Cognitive behavioral therapy is a structured form of therapy that explores how thinking impacts behaviors. It is the most widely used eating disorders treatment and most well-researched and validated. The process includes identifying and adjusting dysfunctional thoughts and beliefs that impact negative behaviors associated with the eating disorder. Through CBT one can understand and change their thoughts while creating new healthy behaviors through interventions.
Family therapy focuses on how family roles can impact and maintain behaviors. The family is involved throughout the entire process, so they may also build and form roles within the family system that will benefit the person diagnosed with bulimia. While most of the research on family-based therapy as an eating disorders treatment involves children and adolescents, there is good evidence this is highly effective with adults as well.
Interpersonal psychotherapy focuses on personal relationships and how it impacts our mental health. It aims to create a bridge between personal history and how it impacts interpersonal situations. Traditionally developed to treat depression, some therapists use this as a tool to help with eating disorders treatment for bulimia.

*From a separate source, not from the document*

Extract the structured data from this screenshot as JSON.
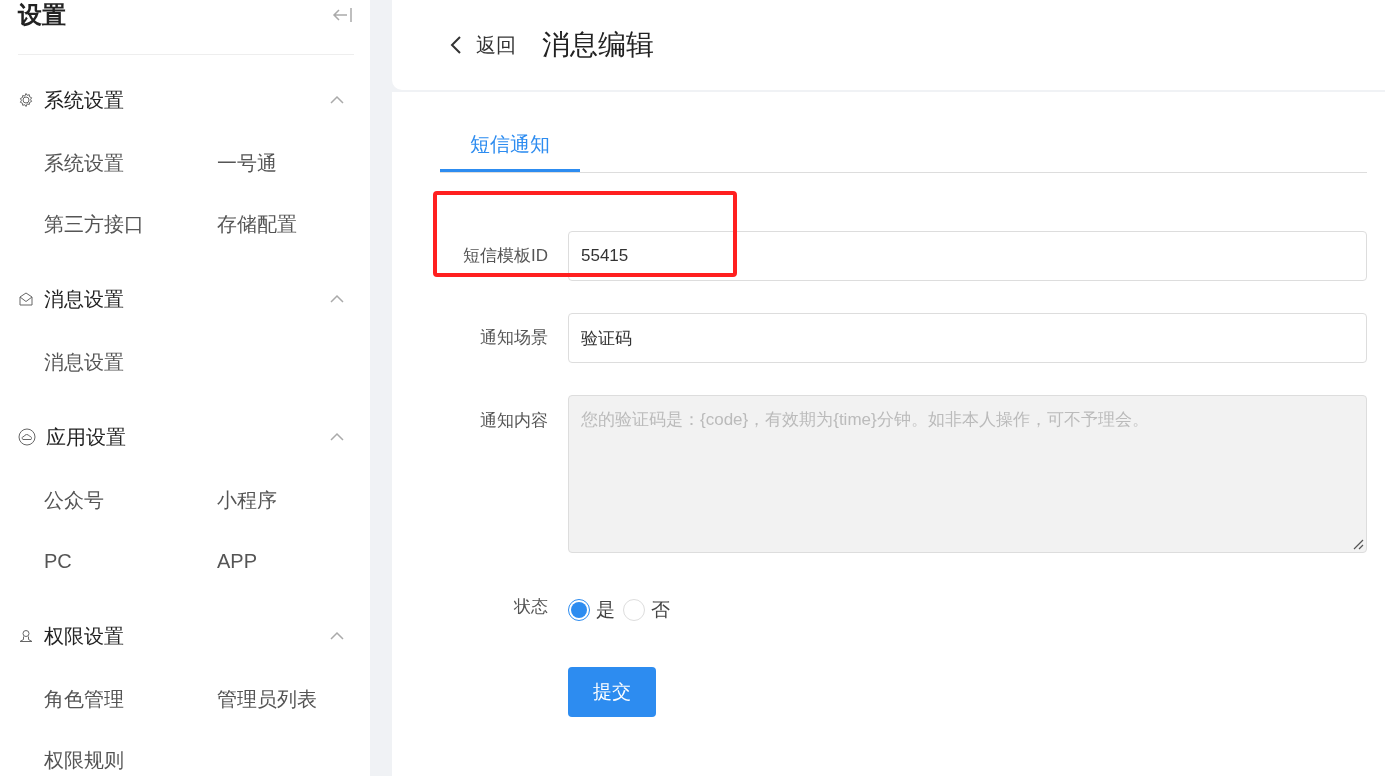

In combination with psychotherapy, medication can be a useful asset in treating bulimia. The Food and Drug Administration has approved Fluoxetine (brand name Prozac) as a treatment of bulimia nervosa. It has been shown to reduce the desire and number of episodes of bingeing and purging. In addition, there are other medications that are geared towards co-occurring disorders that may be impacting eating disorders such as depression, anxiety, and obsessive-compulsive disorder.
The most effective of bulimia treatment is a combination of therapy, medication, determination, and support. There are a variety of treatment centers that can cater to an individual’s needs based on the severity of the eating disorder. Those include outpatient, inpatient, day programs, and residential programs. These centers can help provide a safe place to receive treatment with the help of a multidisciplinary team.
The most crucial component of the road to recovery is self-determination and support. If you or a loved one is suffering from bulimia, it is important to remember recovery is possible with comprehensive eating disorders treatment. Trusting eating disorder professionals and loved ones, a person is able to gain back control from ED and improve their life.